##### DATA IN THIS EXERCISE #####

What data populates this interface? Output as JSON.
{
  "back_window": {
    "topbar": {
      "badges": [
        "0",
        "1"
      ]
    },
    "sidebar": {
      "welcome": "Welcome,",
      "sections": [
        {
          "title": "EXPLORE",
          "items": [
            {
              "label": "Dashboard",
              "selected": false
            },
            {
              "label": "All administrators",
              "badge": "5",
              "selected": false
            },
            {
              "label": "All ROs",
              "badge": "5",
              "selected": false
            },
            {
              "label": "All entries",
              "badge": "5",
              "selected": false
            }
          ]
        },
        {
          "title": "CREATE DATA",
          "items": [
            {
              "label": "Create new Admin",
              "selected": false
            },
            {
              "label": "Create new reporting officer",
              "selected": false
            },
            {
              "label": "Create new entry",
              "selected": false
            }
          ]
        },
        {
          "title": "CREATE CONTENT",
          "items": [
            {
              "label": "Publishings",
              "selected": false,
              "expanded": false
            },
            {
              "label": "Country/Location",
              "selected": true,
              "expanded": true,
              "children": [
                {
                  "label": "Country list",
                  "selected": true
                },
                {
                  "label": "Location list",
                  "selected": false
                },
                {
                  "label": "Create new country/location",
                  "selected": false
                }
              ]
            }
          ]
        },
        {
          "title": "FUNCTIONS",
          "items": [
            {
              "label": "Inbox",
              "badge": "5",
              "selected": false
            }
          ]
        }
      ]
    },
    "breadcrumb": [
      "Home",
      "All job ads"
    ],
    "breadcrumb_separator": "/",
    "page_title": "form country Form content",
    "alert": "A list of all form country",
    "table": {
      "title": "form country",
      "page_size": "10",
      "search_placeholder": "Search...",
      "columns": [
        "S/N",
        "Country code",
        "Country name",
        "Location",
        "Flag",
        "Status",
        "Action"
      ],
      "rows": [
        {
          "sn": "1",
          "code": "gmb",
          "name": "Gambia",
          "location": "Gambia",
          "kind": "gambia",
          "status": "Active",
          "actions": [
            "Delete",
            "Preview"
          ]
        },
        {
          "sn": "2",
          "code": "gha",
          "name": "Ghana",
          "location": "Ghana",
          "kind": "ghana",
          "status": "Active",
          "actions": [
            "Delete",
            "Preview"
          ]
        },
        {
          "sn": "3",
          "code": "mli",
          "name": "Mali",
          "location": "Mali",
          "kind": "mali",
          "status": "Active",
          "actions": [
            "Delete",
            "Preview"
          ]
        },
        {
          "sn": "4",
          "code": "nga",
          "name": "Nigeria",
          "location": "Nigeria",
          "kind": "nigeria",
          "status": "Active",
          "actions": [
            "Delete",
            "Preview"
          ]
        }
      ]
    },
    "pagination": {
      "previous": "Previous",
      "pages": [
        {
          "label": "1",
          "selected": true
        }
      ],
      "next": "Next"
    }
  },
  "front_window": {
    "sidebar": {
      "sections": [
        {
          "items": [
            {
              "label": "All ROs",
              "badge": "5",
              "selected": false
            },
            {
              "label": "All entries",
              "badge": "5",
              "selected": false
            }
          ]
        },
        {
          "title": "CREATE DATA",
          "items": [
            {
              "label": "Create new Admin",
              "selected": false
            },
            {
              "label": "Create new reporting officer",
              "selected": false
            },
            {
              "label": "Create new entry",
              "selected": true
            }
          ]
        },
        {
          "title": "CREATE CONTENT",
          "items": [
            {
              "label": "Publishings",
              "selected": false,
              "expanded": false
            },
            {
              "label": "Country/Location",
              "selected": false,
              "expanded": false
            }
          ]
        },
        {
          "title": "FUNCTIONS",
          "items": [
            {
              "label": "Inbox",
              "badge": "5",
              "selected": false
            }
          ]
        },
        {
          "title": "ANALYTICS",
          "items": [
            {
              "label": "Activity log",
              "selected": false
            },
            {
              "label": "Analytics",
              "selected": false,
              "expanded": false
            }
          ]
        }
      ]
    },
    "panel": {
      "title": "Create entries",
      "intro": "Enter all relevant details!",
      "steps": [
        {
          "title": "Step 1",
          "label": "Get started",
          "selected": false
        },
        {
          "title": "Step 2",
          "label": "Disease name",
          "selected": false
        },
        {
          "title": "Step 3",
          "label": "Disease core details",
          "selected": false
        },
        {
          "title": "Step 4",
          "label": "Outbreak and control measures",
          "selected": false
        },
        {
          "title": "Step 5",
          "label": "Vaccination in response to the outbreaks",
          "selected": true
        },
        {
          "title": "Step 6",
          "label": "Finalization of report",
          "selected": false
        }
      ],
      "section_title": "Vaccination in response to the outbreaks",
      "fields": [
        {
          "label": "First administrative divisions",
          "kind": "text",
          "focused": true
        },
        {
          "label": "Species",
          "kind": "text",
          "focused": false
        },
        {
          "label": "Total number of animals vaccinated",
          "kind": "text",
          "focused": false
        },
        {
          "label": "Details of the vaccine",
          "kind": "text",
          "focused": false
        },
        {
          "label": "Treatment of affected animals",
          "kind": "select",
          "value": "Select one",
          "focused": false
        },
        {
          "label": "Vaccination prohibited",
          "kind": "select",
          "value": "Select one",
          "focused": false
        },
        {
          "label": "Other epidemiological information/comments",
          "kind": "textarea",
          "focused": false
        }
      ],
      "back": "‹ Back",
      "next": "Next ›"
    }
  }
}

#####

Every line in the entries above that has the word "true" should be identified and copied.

              "selected": true,
              "expanded": true,
                  "selected": true
          "selected": true
              "selected": true
          "selected": true
          "focused": true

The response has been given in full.